So far, in previous posts, we have talked about Product Backlog Grooming primarily being used for preparing and optimizing User Stories for the upcoming Sprint. Of course, in addition, it is also used for refining the overall Product Backlog, weeding out those where it is clear that they will not make it into the product, and doing similar activities for optimizing the Product Backlog. As a result, the Product Backlog Grooming session covers both the work for the next Sprint, and also optimizing the overall Backlog. However, a lot of literature and articles focus primarily on the part where the Backlog Grooming is meant to take User Stories for the next Sprint, and get into some more detail for these Stories, whether this be resolving some functional or technical complexity, ensuring that team and Product Owner have the same understanding of the functionality, and ensuring that the Sprint Planning meeting is much smoother.
All this would lead us to believe that the duration of the Backlog Grooming session would remain the same across Sprints, and yet, when we talk to teams that are using Backlog Grooming, we find that the amount of time spent on Backlog Grooming reduces as the schedule advances and more Sprints happen. The reasons for those are manifold, with some of them being:
– As the schedule advances, some of the more complex features would already have been discussed, and as a result, these discussions across Sprints would have helped in clarifying most of the functional or technical doubts / challenges, and even if there are some remaining, it can be sure that the number of these would have reduced. Further, we typically find that when there are features with some being more complex than the others, features that are more complex (and also important) are taken up in earlier Sprints and not left for later Sprints. There will still be the odd complex feature for future Sprints, but this will be a rarity.
– There will also be a greater degree of congruence between the team and the Product Owner as Sprints go by. Initially, if the Product Owner is new, or there are new members in the team, it can take some time to develop a working relationship, but as time goes by, the level of understanding of each other also increases and as a result, the amount of time spent in discussion during the Grooming meetings also gets reduced.
– During the initial rounds of Sprints, additional requirements from different sources get added to the Product Backlog, and most of the addition of these new features happen during the first 1/3rd to 1/2 of the schedule, and in the later sprints, there are far fewer newer features / User stories added to the Product Backlog, and hence less time is spent in the Backlog Grooming session on these.

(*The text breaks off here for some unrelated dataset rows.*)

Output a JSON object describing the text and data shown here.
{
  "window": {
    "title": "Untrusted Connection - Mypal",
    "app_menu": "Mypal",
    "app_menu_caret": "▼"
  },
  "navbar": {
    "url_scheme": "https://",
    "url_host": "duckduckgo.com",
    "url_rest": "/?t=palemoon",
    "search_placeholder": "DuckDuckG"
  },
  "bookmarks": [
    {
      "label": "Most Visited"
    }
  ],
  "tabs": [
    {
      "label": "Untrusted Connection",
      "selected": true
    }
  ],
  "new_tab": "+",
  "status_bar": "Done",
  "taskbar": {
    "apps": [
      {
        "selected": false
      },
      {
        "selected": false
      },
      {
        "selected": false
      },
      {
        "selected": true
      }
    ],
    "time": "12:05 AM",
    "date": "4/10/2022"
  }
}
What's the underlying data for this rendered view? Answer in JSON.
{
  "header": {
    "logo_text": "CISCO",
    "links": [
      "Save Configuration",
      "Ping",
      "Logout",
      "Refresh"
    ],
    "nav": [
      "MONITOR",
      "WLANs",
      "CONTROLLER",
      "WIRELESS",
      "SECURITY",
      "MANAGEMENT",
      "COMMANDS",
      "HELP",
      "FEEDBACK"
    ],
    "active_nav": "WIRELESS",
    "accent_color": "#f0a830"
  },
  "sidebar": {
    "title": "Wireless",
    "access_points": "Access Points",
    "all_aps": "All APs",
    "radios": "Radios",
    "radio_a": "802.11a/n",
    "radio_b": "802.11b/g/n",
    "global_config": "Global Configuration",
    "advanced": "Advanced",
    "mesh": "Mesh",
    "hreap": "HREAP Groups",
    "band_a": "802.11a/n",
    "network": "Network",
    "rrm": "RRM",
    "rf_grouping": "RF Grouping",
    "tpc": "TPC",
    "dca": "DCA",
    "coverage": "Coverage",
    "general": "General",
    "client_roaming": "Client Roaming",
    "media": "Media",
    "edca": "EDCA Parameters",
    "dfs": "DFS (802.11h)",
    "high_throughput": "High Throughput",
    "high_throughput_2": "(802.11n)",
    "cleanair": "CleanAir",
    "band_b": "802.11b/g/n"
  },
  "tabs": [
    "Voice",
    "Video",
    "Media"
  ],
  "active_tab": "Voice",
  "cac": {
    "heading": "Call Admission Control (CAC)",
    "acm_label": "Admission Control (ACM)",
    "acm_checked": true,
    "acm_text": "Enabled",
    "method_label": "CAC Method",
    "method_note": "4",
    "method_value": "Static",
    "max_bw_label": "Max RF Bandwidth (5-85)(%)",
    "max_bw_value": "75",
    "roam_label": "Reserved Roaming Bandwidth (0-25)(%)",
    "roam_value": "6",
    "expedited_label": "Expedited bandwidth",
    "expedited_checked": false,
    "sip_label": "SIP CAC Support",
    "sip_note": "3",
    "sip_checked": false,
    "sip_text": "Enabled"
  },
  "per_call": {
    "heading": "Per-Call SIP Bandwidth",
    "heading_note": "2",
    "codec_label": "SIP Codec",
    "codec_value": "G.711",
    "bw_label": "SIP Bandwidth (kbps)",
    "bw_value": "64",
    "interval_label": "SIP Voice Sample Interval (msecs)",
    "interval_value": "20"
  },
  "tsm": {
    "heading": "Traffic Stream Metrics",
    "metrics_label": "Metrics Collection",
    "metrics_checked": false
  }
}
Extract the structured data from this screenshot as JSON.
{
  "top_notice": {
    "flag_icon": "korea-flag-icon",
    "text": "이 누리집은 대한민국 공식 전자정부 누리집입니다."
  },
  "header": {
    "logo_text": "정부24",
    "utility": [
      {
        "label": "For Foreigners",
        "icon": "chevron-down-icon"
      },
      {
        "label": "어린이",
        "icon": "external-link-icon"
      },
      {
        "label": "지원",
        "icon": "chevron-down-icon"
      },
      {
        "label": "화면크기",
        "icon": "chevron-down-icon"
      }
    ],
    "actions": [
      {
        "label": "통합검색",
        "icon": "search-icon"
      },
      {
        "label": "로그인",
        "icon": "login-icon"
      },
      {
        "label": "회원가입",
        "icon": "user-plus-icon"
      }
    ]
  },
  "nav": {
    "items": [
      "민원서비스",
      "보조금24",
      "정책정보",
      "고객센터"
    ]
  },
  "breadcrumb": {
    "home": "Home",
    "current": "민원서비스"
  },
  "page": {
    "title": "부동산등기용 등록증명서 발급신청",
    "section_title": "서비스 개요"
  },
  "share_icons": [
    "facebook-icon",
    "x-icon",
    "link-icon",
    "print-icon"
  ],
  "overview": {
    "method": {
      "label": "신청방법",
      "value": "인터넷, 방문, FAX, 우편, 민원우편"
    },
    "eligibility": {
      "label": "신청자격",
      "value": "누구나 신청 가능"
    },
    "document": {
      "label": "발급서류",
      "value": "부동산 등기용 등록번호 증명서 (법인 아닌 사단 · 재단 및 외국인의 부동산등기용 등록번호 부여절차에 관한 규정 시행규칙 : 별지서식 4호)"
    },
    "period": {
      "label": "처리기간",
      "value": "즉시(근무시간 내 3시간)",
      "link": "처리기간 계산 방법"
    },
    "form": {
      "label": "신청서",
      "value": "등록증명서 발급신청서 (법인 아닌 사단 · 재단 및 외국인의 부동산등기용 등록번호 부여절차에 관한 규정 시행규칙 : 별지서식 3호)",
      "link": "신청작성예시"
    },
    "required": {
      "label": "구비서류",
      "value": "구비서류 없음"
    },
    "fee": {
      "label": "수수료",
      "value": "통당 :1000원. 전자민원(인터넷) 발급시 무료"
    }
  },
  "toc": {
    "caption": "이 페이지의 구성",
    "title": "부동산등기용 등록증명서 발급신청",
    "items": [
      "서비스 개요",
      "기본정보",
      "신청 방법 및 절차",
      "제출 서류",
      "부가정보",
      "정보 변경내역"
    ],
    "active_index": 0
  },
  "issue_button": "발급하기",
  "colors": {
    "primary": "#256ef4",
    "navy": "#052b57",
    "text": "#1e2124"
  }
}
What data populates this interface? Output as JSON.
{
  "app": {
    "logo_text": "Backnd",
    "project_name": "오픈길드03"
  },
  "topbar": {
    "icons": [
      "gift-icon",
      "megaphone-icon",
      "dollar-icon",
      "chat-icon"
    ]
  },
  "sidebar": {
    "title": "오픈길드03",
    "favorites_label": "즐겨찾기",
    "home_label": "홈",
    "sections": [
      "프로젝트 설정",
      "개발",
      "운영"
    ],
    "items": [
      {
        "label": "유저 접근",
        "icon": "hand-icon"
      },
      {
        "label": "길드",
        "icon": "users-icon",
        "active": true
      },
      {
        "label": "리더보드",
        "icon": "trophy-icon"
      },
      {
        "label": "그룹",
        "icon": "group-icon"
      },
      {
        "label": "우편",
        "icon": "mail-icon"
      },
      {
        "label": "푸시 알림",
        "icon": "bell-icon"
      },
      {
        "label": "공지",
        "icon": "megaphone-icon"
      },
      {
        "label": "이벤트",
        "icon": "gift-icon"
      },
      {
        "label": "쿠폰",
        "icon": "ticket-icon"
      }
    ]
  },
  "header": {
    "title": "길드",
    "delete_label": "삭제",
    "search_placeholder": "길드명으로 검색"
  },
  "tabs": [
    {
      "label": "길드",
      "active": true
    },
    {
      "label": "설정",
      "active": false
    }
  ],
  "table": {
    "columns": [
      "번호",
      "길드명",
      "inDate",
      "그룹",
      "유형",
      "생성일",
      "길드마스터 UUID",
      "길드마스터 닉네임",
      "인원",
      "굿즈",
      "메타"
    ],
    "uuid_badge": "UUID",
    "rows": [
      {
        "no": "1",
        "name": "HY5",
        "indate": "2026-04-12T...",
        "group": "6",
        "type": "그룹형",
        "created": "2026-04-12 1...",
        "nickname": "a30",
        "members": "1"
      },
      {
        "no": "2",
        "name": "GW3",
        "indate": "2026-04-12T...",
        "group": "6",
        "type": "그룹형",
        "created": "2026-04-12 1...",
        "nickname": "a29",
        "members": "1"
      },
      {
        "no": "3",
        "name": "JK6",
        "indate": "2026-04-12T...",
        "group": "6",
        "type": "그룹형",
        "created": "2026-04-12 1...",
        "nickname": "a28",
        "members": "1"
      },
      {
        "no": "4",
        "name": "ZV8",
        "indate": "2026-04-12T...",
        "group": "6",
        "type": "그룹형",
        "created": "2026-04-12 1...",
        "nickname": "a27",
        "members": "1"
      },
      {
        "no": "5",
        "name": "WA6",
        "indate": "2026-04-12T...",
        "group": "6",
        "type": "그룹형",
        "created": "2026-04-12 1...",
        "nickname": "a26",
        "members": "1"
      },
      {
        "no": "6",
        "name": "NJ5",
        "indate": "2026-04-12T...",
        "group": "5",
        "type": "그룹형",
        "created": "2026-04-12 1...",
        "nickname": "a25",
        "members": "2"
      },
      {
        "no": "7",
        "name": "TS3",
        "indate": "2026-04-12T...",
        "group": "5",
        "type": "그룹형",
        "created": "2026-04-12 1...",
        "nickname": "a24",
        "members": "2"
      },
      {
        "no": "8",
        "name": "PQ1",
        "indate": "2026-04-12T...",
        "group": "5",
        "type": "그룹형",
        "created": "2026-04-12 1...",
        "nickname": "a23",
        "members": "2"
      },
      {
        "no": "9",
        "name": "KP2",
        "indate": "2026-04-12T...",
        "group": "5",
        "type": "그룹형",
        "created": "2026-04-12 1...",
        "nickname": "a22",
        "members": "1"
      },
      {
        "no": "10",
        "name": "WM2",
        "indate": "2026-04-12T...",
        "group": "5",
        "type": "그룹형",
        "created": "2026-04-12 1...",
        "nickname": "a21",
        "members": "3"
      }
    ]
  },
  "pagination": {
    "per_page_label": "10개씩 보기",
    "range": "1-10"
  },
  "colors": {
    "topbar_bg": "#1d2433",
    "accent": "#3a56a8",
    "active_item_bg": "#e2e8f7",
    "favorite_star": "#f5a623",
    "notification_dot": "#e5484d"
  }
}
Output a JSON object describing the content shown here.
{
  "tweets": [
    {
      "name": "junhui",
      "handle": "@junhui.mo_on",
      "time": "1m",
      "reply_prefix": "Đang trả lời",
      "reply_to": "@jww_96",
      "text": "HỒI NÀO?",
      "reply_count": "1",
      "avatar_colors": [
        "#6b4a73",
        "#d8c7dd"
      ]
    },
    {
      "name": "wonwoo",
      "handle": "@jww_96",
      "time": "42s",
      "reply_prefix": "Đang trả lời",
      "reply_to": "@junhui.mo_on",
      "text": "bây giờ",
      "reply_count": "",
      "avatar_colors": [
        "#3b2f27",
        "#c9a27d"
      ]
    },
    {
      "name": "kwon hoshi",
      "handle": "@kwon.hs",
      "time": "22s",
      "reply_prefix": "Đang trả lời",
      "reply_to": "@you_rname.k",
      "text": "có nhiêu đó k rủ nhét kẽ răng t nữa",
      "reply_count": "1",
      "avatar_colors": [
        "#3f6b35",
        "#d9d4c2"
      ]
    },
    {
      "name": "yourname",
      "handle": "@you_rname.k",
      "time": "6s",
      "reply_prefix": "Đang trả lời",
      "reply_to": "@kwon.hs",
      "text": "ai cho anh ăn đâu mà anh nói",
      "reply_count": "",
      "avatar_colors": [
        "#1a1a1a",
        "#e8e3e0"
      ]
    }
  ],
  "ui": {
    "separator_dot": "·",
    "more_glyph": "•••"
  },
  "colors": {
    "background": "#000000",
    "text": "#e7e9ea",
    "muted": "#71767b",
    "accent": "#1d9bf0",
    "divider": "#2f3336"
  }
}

All of these however should not mean that the Grooming meetings should be treated less seriously. Even if the need for longer meetings is reduced, it is still important that the team spend the required amount of time on grooming the Backlog as well as ensuring that discussion for oncoming User stories happens as required.